* **EXTRACTED MATERIAL**:
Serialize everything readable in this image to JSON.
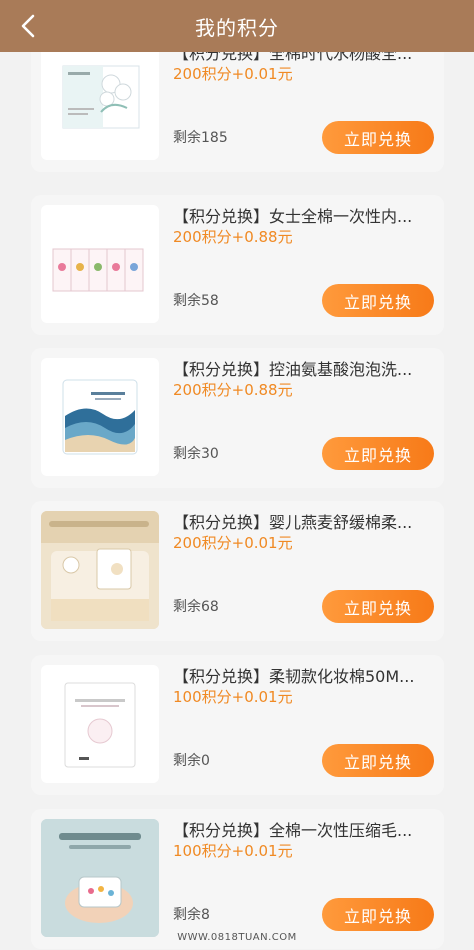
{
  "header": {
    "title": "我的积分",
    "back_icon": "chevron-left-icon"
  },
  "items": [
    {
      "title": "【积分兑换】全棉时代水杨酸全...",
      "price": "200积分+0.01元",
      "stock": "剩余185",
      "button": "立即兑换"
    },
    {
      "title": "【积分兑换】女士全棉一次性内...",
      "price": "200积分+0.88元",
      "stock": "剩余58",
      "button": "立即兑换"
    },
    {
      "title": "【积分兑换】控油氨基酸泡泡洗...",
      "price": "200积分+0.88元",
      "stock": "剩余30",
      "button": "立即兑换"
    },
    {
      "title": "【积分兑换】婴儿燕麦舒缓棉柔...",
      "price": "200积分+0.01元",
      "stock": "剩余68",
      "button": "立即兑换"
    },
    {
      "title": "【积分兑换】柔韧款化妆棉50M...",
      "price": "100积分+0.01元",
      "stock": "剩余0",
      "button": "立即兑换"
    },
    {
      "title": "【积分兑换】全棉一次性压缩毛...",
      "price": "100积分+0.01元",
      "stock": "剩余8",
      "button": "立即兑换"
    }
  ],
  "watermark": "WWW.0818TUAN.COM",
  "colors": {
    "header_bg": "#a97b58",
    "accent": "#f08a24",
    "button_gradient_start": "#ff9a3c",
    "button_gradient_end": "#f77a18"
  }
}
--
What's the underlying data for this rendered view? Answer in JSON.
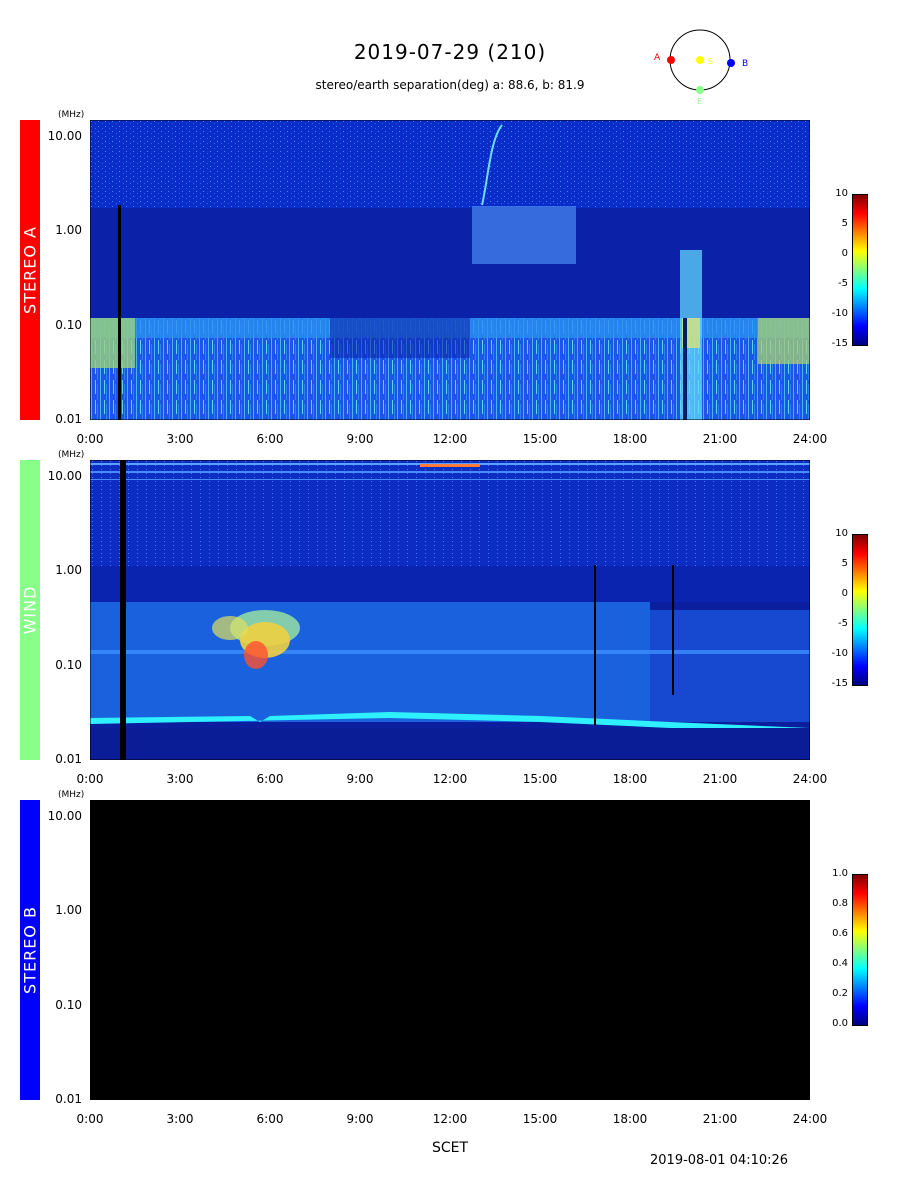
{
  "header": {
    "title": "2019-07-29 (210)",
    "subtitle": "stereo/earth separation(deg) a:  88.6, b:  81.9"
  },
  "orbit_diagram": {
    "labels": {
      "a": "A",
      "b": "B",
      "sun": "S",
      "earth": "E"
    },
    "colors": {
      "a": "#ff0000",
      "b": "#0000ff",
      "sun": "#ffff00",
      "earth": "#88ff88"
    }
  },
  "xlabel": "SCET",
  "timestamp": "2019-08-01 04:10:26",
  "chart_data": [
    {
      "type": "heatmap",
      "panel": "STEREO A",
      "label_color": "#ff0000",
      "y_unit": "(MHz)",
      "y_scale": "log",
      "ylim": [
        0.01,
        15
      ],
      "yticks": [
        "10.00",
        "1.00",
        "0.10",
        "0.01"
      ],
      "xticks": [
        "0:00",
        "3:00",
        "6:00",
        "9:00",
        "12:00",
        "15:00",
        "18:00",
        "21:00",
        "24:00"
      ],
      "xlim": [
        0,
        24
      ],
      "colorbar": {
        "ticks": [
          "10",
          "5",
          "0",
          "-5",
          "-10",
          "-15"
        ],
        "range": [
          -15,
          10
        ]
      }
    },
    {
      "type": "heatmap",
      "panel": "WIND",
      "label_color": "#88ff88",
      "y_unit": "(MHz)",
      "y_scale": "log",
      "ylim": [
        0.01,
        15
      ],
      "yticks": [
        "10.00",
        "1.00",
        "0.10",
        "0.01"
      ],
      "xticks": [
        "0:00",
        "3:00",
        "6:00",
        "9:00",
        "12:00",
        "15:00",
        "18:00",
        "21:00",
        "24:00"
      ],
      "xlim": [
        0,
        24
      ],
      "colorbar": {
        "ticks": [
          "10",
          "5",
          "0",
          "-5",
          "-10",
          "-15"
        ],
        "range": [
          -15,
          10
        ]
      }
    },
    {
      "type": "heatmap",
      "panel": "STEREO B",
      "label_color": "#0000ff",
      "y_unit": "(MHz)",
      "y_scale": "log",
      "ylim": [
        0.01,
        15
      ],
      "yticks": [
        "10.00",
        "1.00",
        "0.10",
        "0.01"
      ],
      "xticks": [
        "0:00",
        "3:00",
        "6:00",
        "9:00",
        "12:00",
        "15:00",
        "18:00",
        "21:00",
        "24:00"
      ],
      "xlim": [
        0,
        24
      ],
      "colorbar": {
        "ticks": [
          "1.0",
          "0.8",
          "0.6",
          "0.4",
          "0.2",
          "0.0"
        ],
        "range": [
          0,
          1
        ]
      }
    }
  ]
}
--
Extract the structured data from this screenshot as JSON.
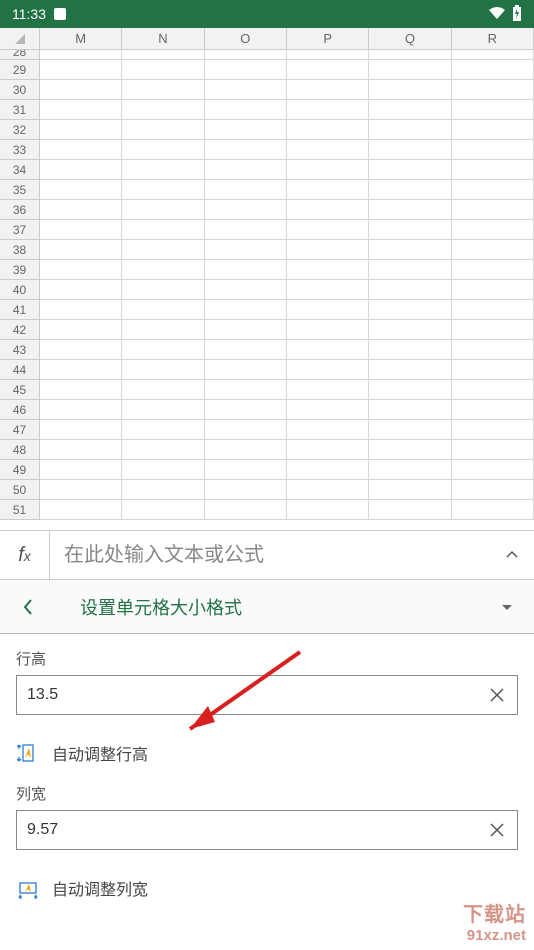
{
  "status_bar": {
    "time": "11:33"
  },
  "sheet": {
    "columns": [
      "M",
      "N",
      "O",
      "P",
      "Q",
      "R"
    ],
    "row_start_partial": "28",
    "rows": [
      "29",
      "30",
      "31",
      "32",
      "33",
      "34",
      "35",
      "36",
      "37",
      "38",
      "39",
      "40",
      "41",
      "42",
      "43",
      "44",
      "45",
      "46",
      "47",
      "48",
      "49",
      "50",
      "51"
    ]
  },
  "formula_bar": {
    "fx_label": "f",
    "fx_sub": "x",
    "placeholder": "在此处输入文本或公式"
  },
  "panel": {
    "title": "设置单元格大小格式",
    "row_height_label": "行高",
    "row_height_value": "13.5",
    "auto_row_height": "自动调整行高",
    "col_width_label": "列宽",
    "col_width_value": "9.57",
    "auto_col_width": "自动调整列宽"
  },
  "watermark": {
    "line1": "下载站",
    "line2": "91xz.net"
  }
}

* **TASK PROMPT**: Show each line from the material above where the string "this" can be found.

* **EXERCISE RESPONSE**:
Serialize everything readable in this image to JSON.
What's the underlying data for this rendered view? Answer in JSON.
Extract the structured data from this screenshot as JSON.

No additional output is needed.